Bookmark and Share Banner
IRS NewswireNovember 22, 2023

News Essentials

What’s Hot

News Releases

IRS – The Basics

IRS Guidance

Media Contacts

Facts & Figures

Around The Nation

e-News Subscriptions

The Newsroom Topics

Multimedia Center

Noticias en Español

Radio PSAs

Tax Scams

The Tax Gap

Fact Sheets

IRS Tax Tips

Armed Forces

Latest News Home

IRS Resources

Contact My Local Office

Filing Options

Forms & Instructions

Frequently Asked Questions


Taxpayer Advocate

Where to File

IRS Social Media

Issue Number:    IR-2023-222

Inside This Issue

Saver’s Credit can help low- and moderate-income taxpayers to save more in 2024

WASHINGTON —The Internal Revenue Service reminds low- and moderate-income taxpayers that they can save for retirement now and possibly earn a special tax credit in 2024 and years ahead.

The Retirement Savings Contributions Credit, also known as the Saver’s Credit, helps offset part of the first $2,000 workers voluntarily contribute to Individual Retirement Arrangements (IRAs), 401(k) plans and similar workplace retirement programs. The credit also helps any eligible person with a disability who is the designated beneficiary of an Achieving a Better Life Experience (ABLE) account and makes a contribution to that account. For more information about ABLE accounts, see Publication 907, Tax Highlights for Persons With Disabilities.
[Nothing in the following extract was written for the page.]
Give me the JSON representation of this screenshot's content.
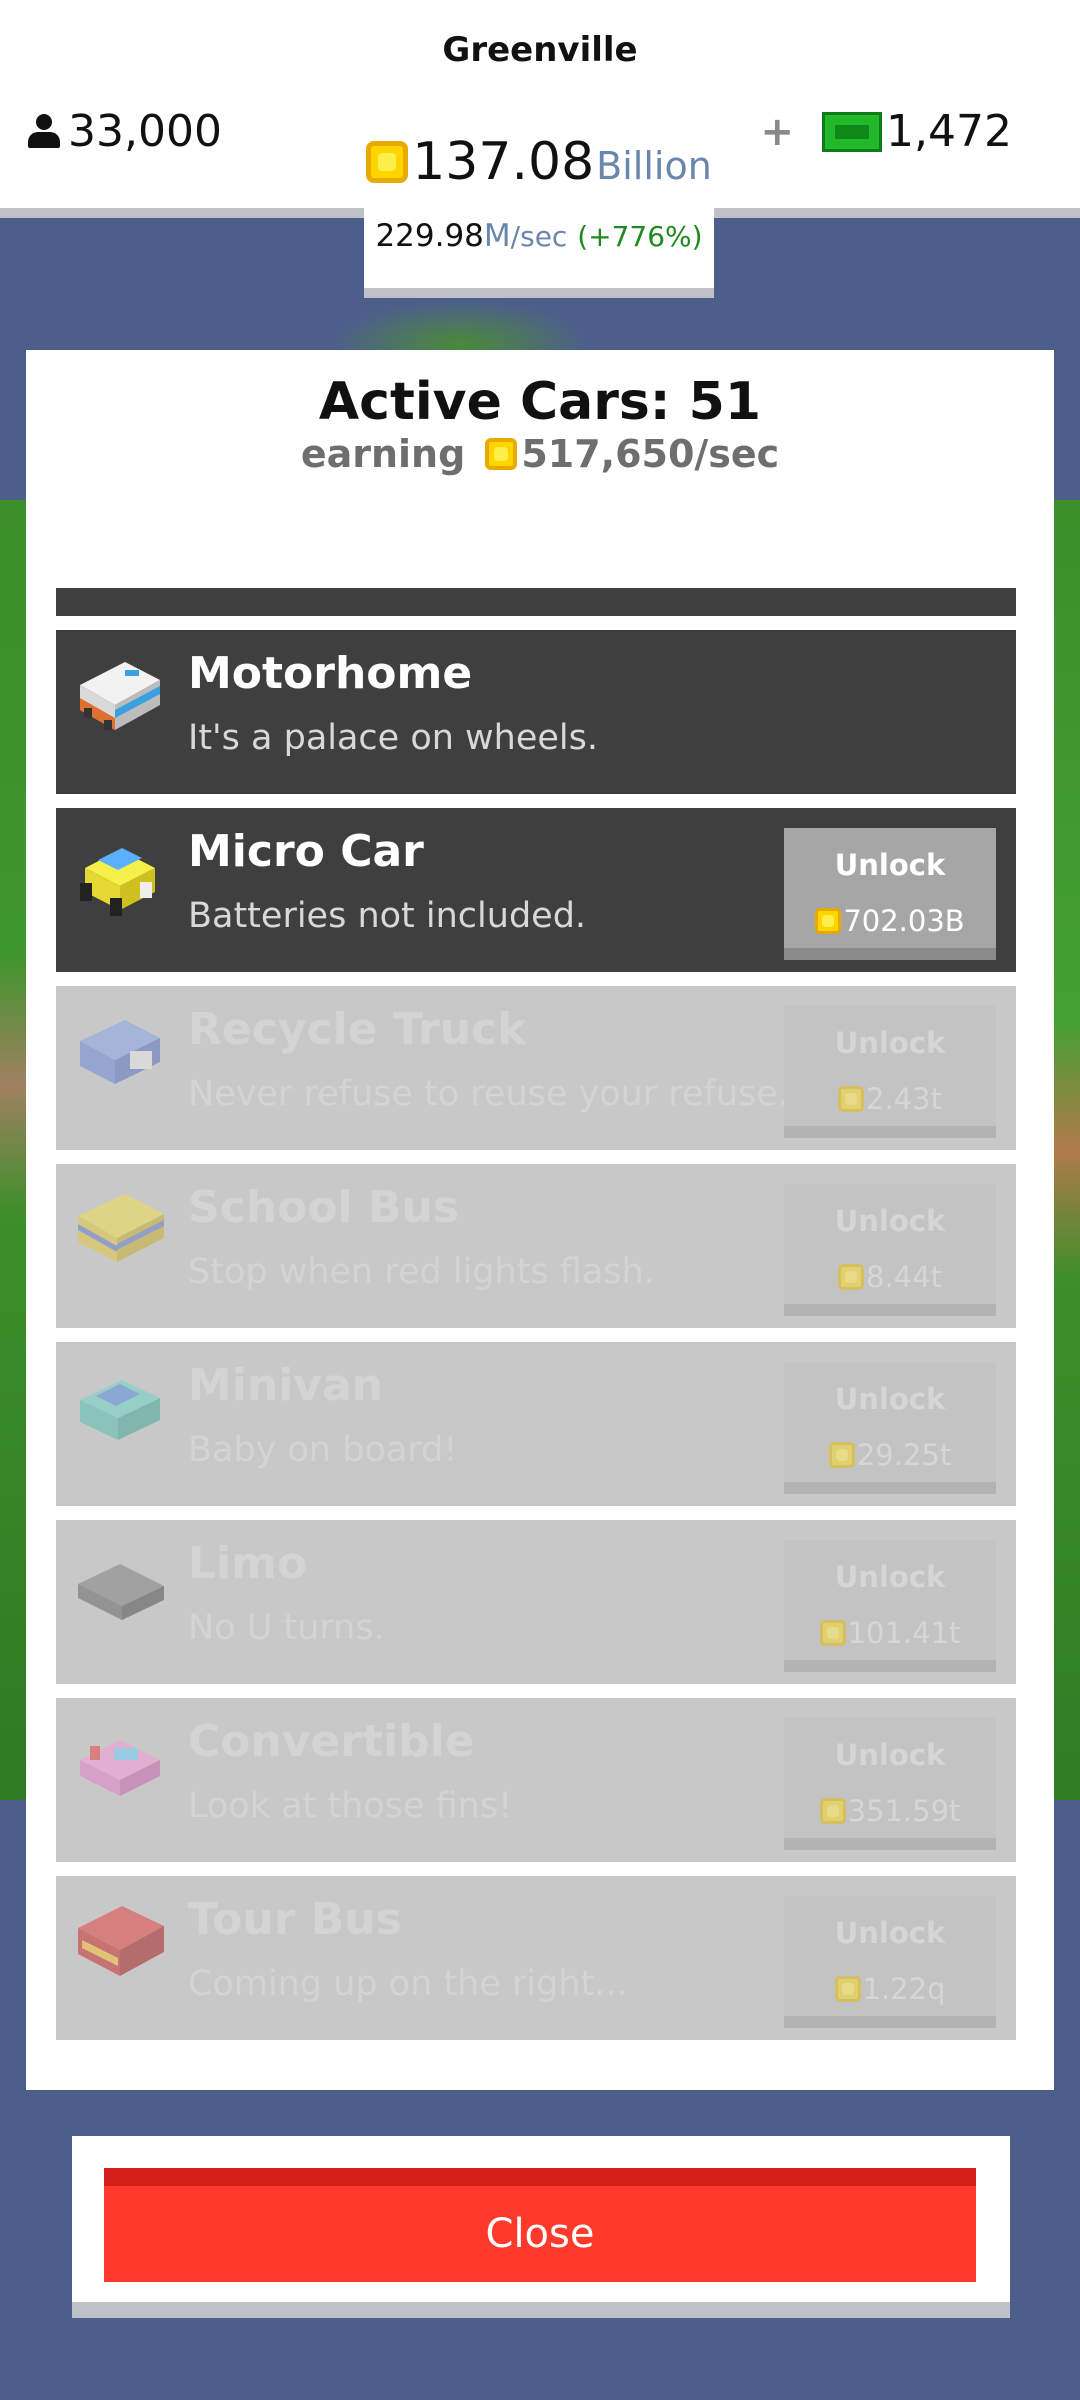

The maximum Saver’s Credit is $1,000 ($2,000 for married couples). The credit can increase a taxpayer’s refund or reduce the tax owed but is affected by other deductions and credits. Distributions from a retirement plan or ABLE account reduce the contribution amount used to figure the credit.

Contribution deadlines
Individuals with IRAs have until April 15, 2024 – the due date for filing their 2023 return – to set up a new IRA or add money to an existing IRA for 2023. Both Roth and traditional IRAs qualify.
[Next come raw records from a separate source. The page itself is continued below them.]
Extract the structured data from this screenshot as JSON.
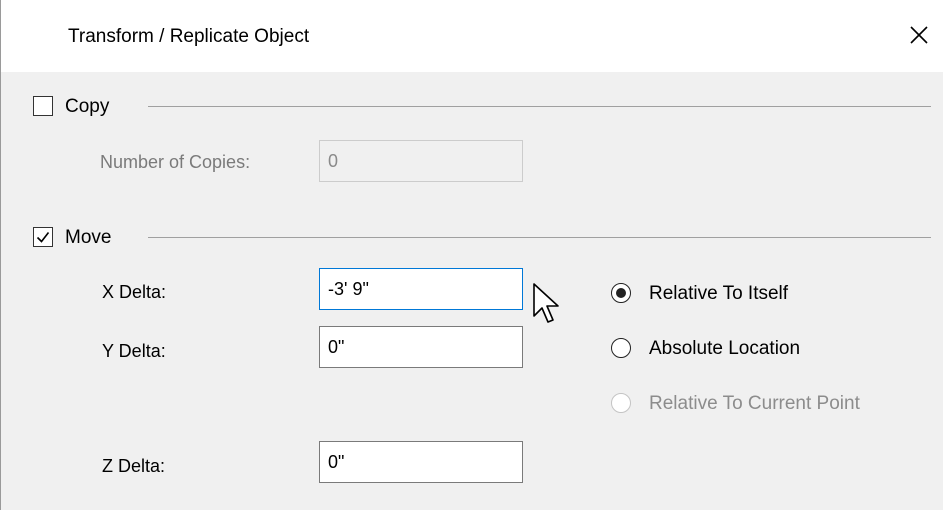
{
  "window": {
    "title": "Transform / Replicate Object"
  },
  "copy_group": {
    "label": "Copy",
    "checked": false,
    "number_of_copies_label": "Number of Copies:",
    "number_of_copies_value": "0"
  },
  "move_group": {
    "label": "Move",
    "checked": true,
    "x_delta_label": "X Delta:",
    "x_delta_value": "-3' 9\"",
    "y_delta_label": "Y Delta:",
    "y_delta_value": "0\"",
    "z_delta_label": "Z Delta:",
    "z_delta_value": "0\""
  },
  "position_mode": {
    "options": [
      {
        "label": "Relative To Itself",
        "selected": true,
        "enabled": true
      },
      {
        "label": "Absolute Location",
        "selected": false,
        "enabled": true
      },
      {
        "label": "Relative To Current Point",
        "selected": false,
        "enabled": false
      }
    ]
  },
  "icons": {
    "close": "close-icon",
    "checkmark": "checkmark-icon",
    "cursor": "mouse-pointer-icon"
  },
  "colors": {
    "focus_border": "#0078d7",
    "disabled_text": "#7a7a7a"
  }
}
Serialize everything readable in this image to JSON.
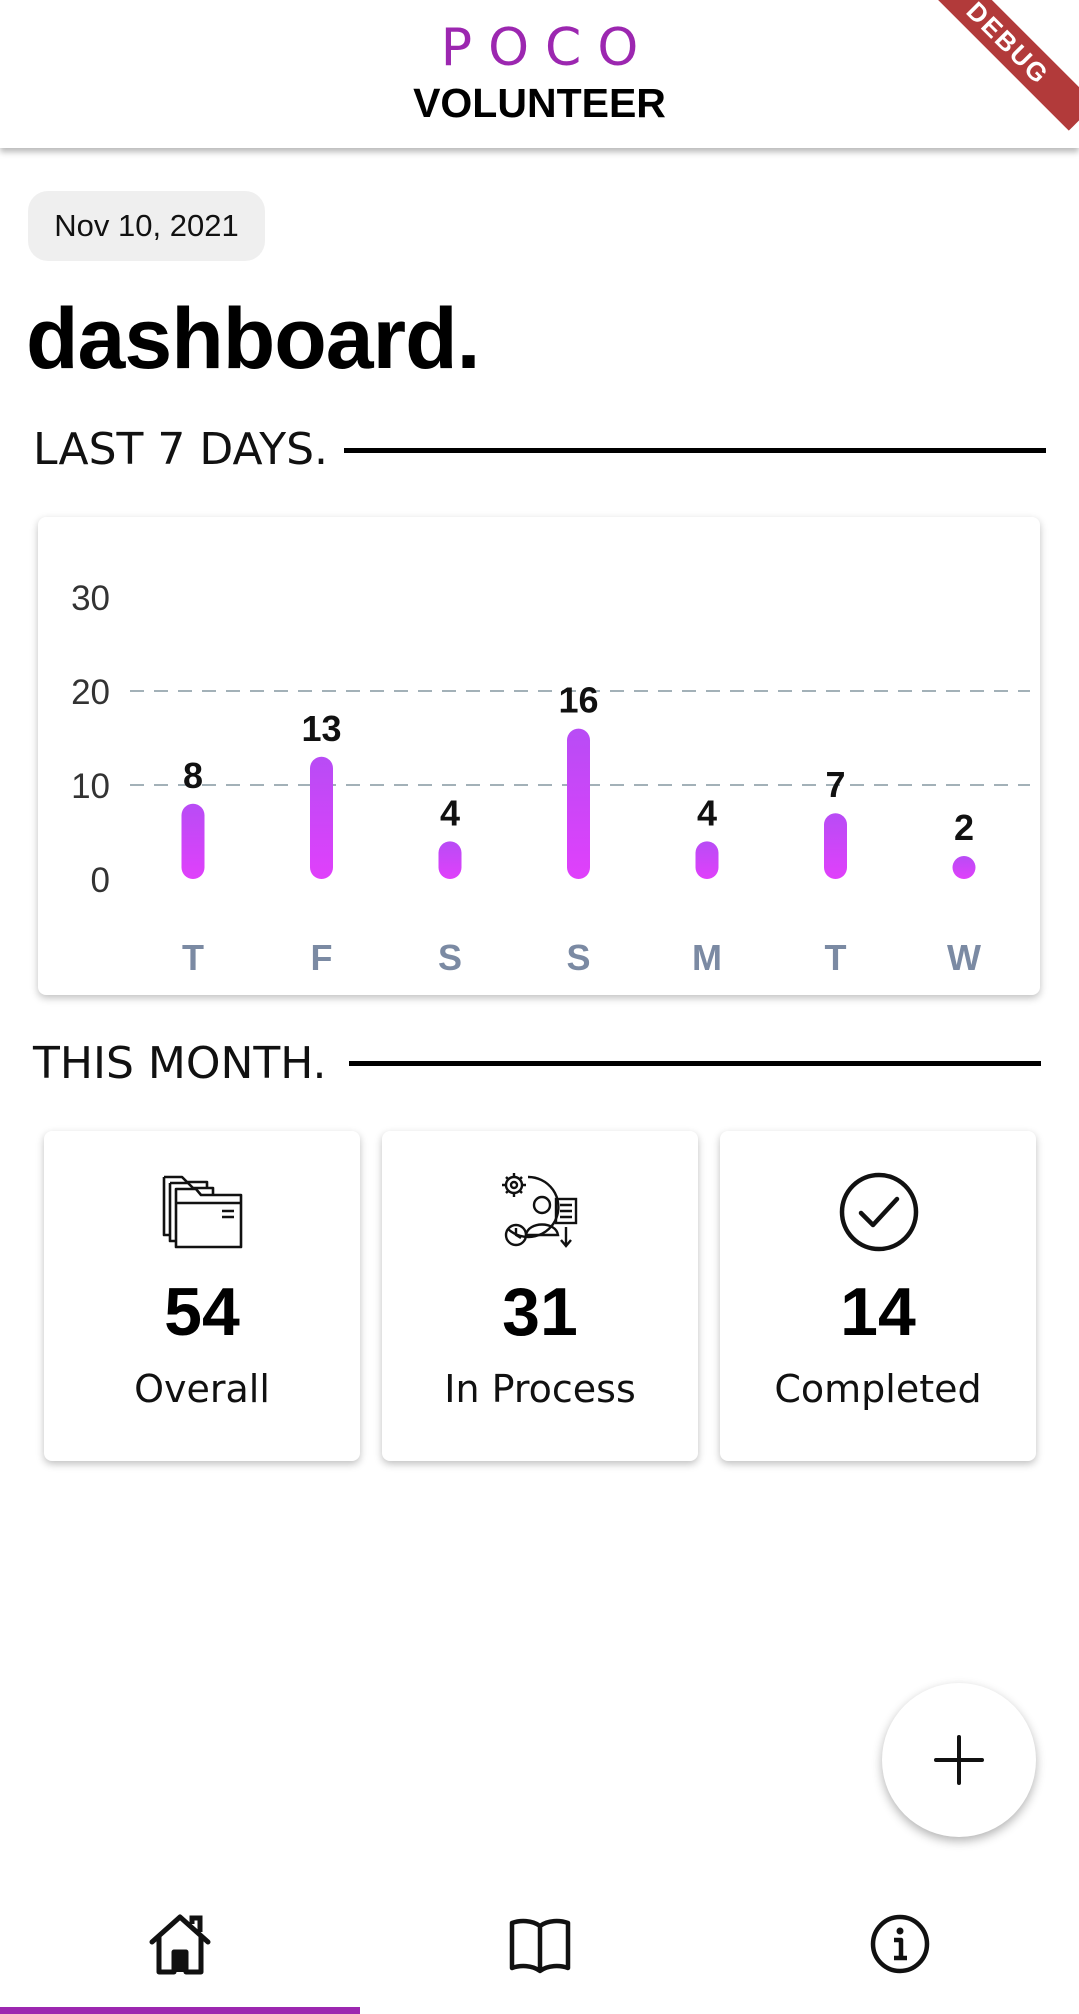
{
  "app": {
    "brand_top": "POCO",
    "brand_bottom": "VOLUNTEER",
    "debug_banner": "DEBUG"
  },
  "header": {
    "date": "Nov 10, 2021",
    "title": "dashboard."
  },
  "sections": {
    "last7": "LAST 7 DAYS.",
    "month": "THIS MONTH."
  },
  "chart_data": {
    "type": "bar",
    "categories": [
      "T",
      "F",
      "S",
      "S",
      "M",
      "T",
      "W"
    ],
    "values": [
      8,
      13,
      4,
      16,
      4,
      7,
      2
    ],
    "yticks": [
      0,
      10,
      20,
      30
    ],
    "ylim": [
      0,
      30
    ],
    "grid": "dashed horizontal at 10 and 20",
    "colors": {
      "bar_top": "#b84cf5",
      "bar_bottom": "#e040fb",
      "tick": "#7b8aa3",
      "grid": "#a3b1b8"
    }
  },
  "stats": [
    {
      "value": "54",
      "label": "Overall",
      "icon": "folders-icon"
    },
    {
      "value": "31",
      "label": "In Process",
      "icon": "process-icon"
    },
    {
      "value": "14",
      "label": "Completed",
      "icon": "check-circle-icon"
    }
  ],
  "fab": {
    "icon": "plus-icon"
  },
  "nav": {
    "items": [
      {
        "icon": "home-icon",
        "active": true
      },
      {
        "icon": "book-icon",
        "active": false
      },
      {
        "icon": "info-icon",
        "active": false
      }
    ],
    "accent": "#9c27b0"
  }
}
Individuals with workplace retirement plans still have time to make qualifying retirement contributions and get the Saver’s Credit on their 2023 tax return. Elective deferrals (contributions) to workplace retirement plans must be made by December 31 to a:

  • 401(k) plan.
  • 403(b) plan for employees of public schools and certain tax-exempt organizations.
  • Governmental 457 plan for state or local government employees.
  • Thrift Savings Plan (TSP) for federal employees.

See the instructions to Form 8880, Credit for Qualified Retirement Savings Contributions, for a list of qualifying workplace retirement plans and additional details.

To be eligible, taxpayers must be 18 years of age and older, not claimed as a dependent and not a full-time student. The Saver’s Credit has income limits based on a taxpayer’s adjusted gross income and their marital or filing status.

2023 income limits are:

  • Married couples filing jointly with adjusted gross incomes up to $73,000.
  • Heads of household with adjusted gross incomes up to $54,750.
  • Married individuals filing separately and singles with adjusted gross incomes up to $36,500.

Taxpayers can use the Interactive Tax Assistant tool for the Saver’s Credit to determine their eligibility.

Visit the Saver’s Credit page on to learn about rules, contribution rates and credit limits.


Back to Top

FaceBook Logo  YouTube Logo  Instagram Logo  Twitter Logo  LinkedIn Logo

Thank you for subscribing to the IRS Newswire, an IRS e-mail service.

If you know someone who might want to subscribe to this mailing list, please forward this message to them so they can subscribe.

This message was distributed automatically from the mailing list IRS Newswire. Please Do Not Reply To This Message.

This email was sent to by: Internal Revenue Service (IRS) · Internal Revenue Service · 1111 Constitution Ave. N.W. · Washington DC 20535GovDelivery logo